I'm taking Applied Diff Eq and was presented with the following problem. I'm not really into applications, and chemistry isn't really my strongest subject, but the class is required and the instructor really loves them. Anyway, I just wanted to check to make sure I did this problem correctly.

Suppose A and B represent two substances that can combine to form a new substance C. Suppose we have a container with a solution containing low concentrations of substances A and B, and A and B molecules react only when they happen to come close to each other.

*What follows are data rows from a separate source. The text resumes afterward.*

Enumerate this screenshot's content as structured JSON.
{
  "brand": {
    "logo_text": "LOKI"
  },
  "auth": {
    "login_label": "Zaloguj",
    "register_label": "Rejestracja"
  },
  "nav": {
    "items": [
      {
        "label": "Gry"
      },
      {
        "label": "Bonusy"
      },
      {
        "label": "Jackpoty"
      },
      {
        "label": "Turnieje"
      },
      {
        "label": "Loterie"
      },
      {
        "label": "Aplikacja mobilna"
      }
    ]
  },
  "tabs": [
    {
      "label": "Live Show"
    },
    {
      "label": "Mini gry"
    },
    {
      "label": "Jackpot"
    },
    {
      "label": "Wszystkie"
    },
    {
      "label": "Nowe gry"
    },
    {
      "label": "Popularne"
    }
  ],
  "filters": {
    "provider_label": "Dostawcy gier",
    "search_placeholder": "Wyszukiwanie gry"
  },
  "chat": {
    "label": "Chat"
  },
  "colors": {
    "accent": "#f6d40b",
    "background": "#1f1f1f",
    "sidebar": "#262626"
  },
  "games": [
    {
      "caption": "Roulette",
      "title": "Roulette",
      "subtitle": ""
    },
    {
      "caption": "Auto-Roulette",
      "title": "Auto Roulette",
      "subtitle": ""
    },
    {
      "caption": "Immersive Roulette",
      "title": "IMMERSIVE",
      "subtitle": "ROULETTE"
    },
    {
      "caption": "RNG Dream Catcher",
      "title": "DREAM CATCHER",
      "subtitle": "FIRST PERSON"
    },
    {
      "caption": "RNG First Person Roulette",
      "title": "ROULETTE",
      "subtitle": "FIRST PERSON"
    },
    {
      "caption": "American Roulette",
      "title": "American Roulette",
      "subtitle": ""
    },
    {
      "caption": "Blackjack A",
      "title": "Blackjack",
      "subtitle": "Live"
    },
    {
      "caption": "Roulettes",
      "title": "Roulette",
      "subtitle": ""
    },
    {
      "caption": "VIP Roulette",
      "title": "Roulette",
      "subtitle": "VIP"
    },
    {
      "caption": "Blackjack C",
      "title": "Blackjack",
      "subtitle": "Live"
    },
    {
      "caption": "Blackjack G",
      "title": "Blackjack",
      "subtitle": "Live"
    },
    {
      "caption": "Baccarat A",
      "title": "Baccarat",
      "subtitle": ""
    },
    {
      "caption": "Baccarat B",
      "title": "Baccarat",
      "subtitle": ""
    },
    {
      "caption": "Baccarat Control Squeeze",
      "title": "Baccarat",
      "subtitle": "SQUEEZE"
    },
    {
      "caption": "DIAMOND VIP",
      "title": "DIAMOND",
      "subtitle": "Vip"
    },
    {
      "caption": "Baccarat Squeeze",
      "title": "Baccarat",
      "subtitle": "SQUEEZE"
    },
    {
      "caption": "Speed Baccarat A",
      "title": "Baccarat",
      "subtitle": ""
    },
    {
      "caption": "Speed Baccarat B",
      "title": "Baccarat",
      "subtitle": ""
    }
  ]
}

If a(t) and b(t) represent the amount of A and B in the solution, respectively, then the chance that a molecule of A is close to a molecule of B at time t is proportional to the product . Hence the rate of reaction of A and B to form C is proportional to ab. Suppose C precipitates out of the solution as soon as it is formed, and the solution is always kept well mixed.

Describe an experiment you could perform to determine an approximate value for the reaction-rate parameter in the system:

Include the calculations you would perform using the data from your experiment to determine the parameter.

So here's my little experiment:

- Start with and
- Let represent the amount of precipitate at time .
- Let
- .
- And therefore,

My final answer has to be in the form of a python program that will actually find , but I need to make sure that this is the correct approach.